Shaw to present 2019 Truman Distinguished Lecture on October 14
(October 10, 2019) KANSAS CITY, MO - Reggie Shaw, subject of the bestseller A Deadly Wandering, will deliver the 2019 Harry S. Truman Distinguished Lecture at 3:30 p.m. on October 14 in the Avila University Athletic Pavilion.
As a teenager, Shaw struck and killed two scientists in Utah in 2006 while texting and driving, subsequently admitting his guilt despite not remembering the incident occurring. The causes and aftereffects of this accident inspired Pulitzer Prize winner Matt Richtel to cover the trial in a series of articles appearing in the New York Times, collected together in A Deadly Wandering.
“The Truman Lecture Series provides our students and community an opportunity to meet and hear from inspiring individuals who have made a significant impact on the world,” said Sue Ellen McCalley, chairman of the Truman Lecture Series. “Reggie’s powerful story speaks to the importance of being responsible users of technology, specifically as it relates to texting and driving, something that many people do without considering the potential consequences.”
The Truman Distinguished Lecture Series began in 1971 when former President Harry S. Truman gave his stamp of approval for Avila University (then Avila College) to offer a lecture series in his name.

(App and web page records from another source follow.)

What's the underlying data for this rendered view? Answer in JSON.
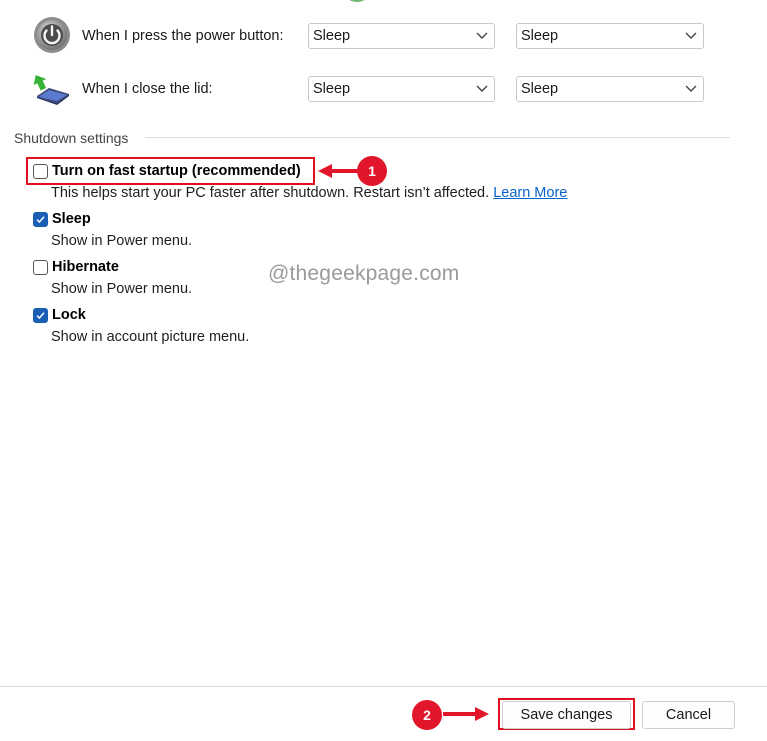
{
  "power_rows": [
    {
      "label": "When I press the power button:",
      "on_battery_value": "Sleep",
      "plugged_in_value": "Sleep",
      "icon": "power-button-icon"
    },
    {
      "label": "When I close the lid:",
      "on_battery_value": "Sleep",
      "plugged_in_value": "Sleep",
      "icon": "laptop-lid-icon"
    }
  ],
  "shutdown": {
    "section_label": "Shutdown settings",
    "options": [
      {
        "title": "Turn on fast startup (recommended)",
        "description": "This helps start your PC faster after shutdown. Restart isn’t affected.",
        "link": "Learn More",
        "checked": false
      },
      {
        "title": "Sleep",
        "description": "Show in Power menu.",
        "checked": true
      },
      {
        "title": "Hibernate",
        "description": "Show in Power menu.",
        "checked": false
      },
      {
        "title": "Lock",
        "description": "Show in account picture menu.",
        "checked": true
      }
    ]
  },
  "watermark": "@thegeekpage.com",
  "annotations": {
    "step1": "1",
    "step2": "2",
    "color": "#e2162a"
  },
  "footer": {
    "save_label": "Save changes",
    "cancel_label": "Cancel"
  },
  "colors": {
    "accent": "#1a5fb4",
    "link": "#0a63c9",
    "highlight": "#e01020"
  }
}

Later that year, the first Truman lecture was delivered by David E. Bell, vice president of the Ford Foundation and Truman’s first administrative assistant. The 2018 Truman Lecture was given by William Kamkwamba, author of The Boy Who Harnessed the Wind.
Following the talk from Shaw, he will be available during a public reception and book signing from 4:30-5:30 p.m. For more information, please visit the Truman Lecture Series homepage, www.avila.edu/truman.
Avila University, a Catholic University founded and inspired by the Sisters of St. Joseph of Carondelet, provides undergraduate and graduate education in the liberal arts and professional studies, preparing lifelong learners who make meaningful contributions to the global community.